It is with appreciation that I read this article asking a tantalizing, perhaps rhetorical question: ‘Are we post-community?’ While I don’t believe this is the case (the devil is in the question of what is meant by ‘community’). Barker is asking a critical question not just in terms of Christian formation, identity and practice within the modern Western imagination but about the very ways we are being human together in a world terribly fractured economically. Questions of what modernity in its Western, consumerist, expressive individualist forms are doing to Christian identity and how to address them are vital areas for investigation. Barker’s instincts and experience push him in helpful directions – away from the abstract and ideational into the local, material and everyday as well as into a recovery of practices for the ‘re-founding’ (Arbuckle’s language) of Christian identity in common life.
That being said, I find implicit assumptions about the nature and forms of community to be limiting. It appears to represent an ideal that, while important as an example of ‘community’, is limiting and runs counter to those well- expressed instincts of embracing the local, ordinary and everyday. The vast majority of human beings on this earth, even those who name the name of Christ, are NOT counted into the possibility of refounding community by the implicit definition of community which seems to press into what might be called ‘intentional’ community or even forms of the new monasticism. Isn’t the larger question, in an exploding urban world, more about how to refound a common life shaped together for the other in the common, everyday life of most people? Can the harrowing grasp of radical individualism and consumerism be broken through the cultivation of ‘community’ (?) in the ordinary, everyday lives of citizens in their neighborhoods – where we in fact dwell and practice life with others? If so, this calls for a much broader understanding of ‘community’ than that represented in this paper.
Part of the essay mentions briefly some of the potential sources (postmodern and globalization) of this consumerist individualization that is leading toward a ‘post-community’ world. The postmodern in some of its forms is a reaction to the breakdown of ‘community’ and attempts to offer ways of reframing what it means to be human. Globalization is a major contributing reason for the rapid diffusion of consumerism and individualism around the world but is also an important element in the search for ‘community’. Elements of the postmodern turn seek to deconstruct the forces driving consumerist individualization. Both represent epiphenomenon pointing toward the deeper issues at stake in the crisis of Christian and human identity in our time. It is interesting that in this brief list there is no mention of free-market capitalism. There is important work to be done in framing an archeology that gets to the underlying structures and values erasing community. Similar work needs to be done in identifying those forces pushing toward a remaking of community.
Barker’s observation that our interconnected world means these dynamics of Western individualization, consumerism and entitlement point toward a global crisis of aspiration, resentment and meaning that can only result in massive disruptions is important. Much at stake! There is an imperative to discern ways of rebuilding the sinews of a common life in which we live for the other (the communitarian movements of the 90’s in North America are important connect points here). Further, the observation that any turn toward refounding of community (whatever is meant by this term) must be about engaging in local, concrete, everyday practices (neither ideal nor abstract) is a key instinct requiring our focused engagement.

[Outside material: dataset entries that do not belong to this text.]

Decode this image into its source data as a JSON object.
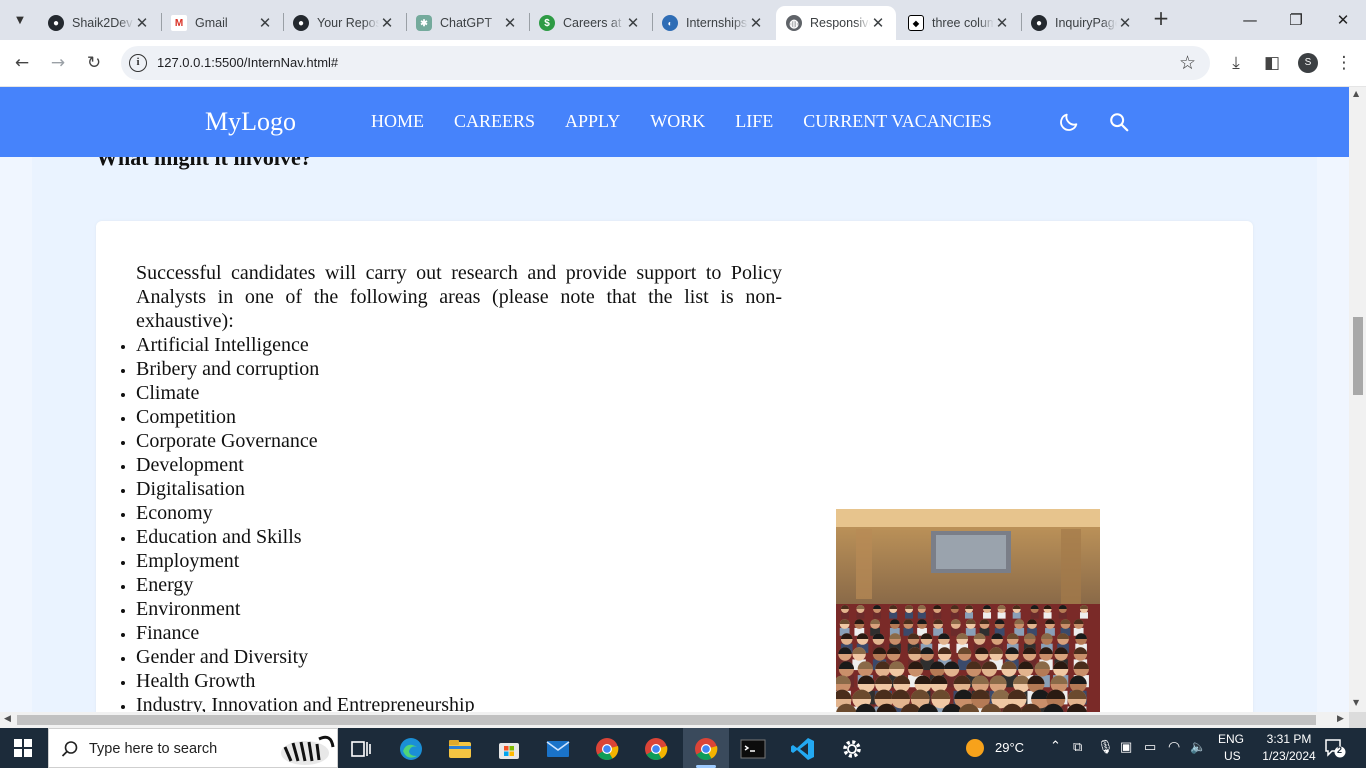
{
  "browser": {
    "tabs": [
      {
        "title": "Shaik2Dev",
        "favicon": "github-icon",
        "active": false
      },
      {
        "title": "Gmail",
        "favicon": "gmail-icon",
        "active": false
      },
      {
        "title": "Your Repositories",
        "favicon": "github-icon",
        "active": false
      },
      {
        "title": "ChatGPT",
        "favicon": "chatgpt-icon",
        "active": false
      },
      {
        "title": "Careers at",
        "favicon": "careers-icon",
        "active": false
      },
      {
        "title": "Internships",
        "favicon": "oecd-icon",
        "active": false
      },
      {
        "title": "Responsive",
        "favicon": "globe-icon",
        "active": true
      },
      {
        "title": "three columns",
        "favicon": "codepen-icon",
        "active": false
      },
      {
        "title": "InquiryPage",
        "favicon": "github-icon",
        "active": false
      }
    ],
    "url": "127.0.0.1:5500/InternNav.html#",
    "profile_initial": "S"
  },
  "site": {
    "logo": "MyLogo",
    "nav": [
      "HOME",
      "CAREERS",
      "APPLY",
      "WORK",
      "LIFE",
      "CURRENT VACANCIES"
    ],
    "section_heading": "What might it involve?",
    "intro": "Successful candidates will carry out research and provide support to Policy Analysts in one of the following areas (please note that the list is non-exhaustive):",
    "areas": [
      "Artificial Intelligence",
      "Bribery and corruption",
      "Climate",
      "Competition",
      "Corporate Governance",
      "Development",
      "Digitalisation",
      "Economy",
      "Education and Skills",
      "Employment",
      "Energy",
      "Environment",
      "Finance",
      "Gender and Diversity",
      "Health Growth",
      "Industry, Innovation and Entrepreneurship"
    ],
    "colors": {
      "nav_bg": "#4683fb",
      "page_bg": "#eaf3ff"
    }
  },
  "taskbar": {
    "search_placeholder": "Type here to search",
    "weather": "29°C",
    "language": "ENG",
    "region": "US",
    "time": "3:31 PM",
    "date": "1/23/2024",
    "notifications": "2"
  }
}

In seeking to engage these questions the author references Arbuckle and Van Gennep. Both are representative of important anthropological insights relative to issues of culture change. They offer practical insight into questions of community formation. It is at this point that the essay seems to change quite dramatically in style and substance. The section beginning with Jesus and his practices reads like a different kind of essay from what has gone before. Several comments for consideration: first, this turn to proposed descriptions of Jesus’ actions moves away from the concrete and into the ideal. They are a reading back into the stories, finding liminal frameworks and, to some extent, utopian notions of what Jesus was doing. This expression of Jesus and his work in community formation seems to be ideational and, therefore, returns us to the abstract. The application of Van Gennep’s liminality principles to the way Jesus shaped disciples into community is problematic. I’m not convinced the liminal model in this case is a sustainable argument. The parallelisms between the ‘steps’ Jesus took and the forming of contemporary communities of practice are questionable.
The focus on practices is important. It points us in the right direction in terms of addressing the refounding an interdependent life directed toward the other. What, therefore, might be the ways of engaging grounded practices of everyday life shaped by the agency of the Trinitarian God? What are the contours of community that take the ordinary, everyday life of people seriously? Are there ways of imagining the refounding of community within the contours, however fragmented, of existing neighborhoods? Does the agency of God in Jesus Christ provide us with concrete, earthed practices for such refounding or must there be always an appeal to ideals, and hence, abstractions?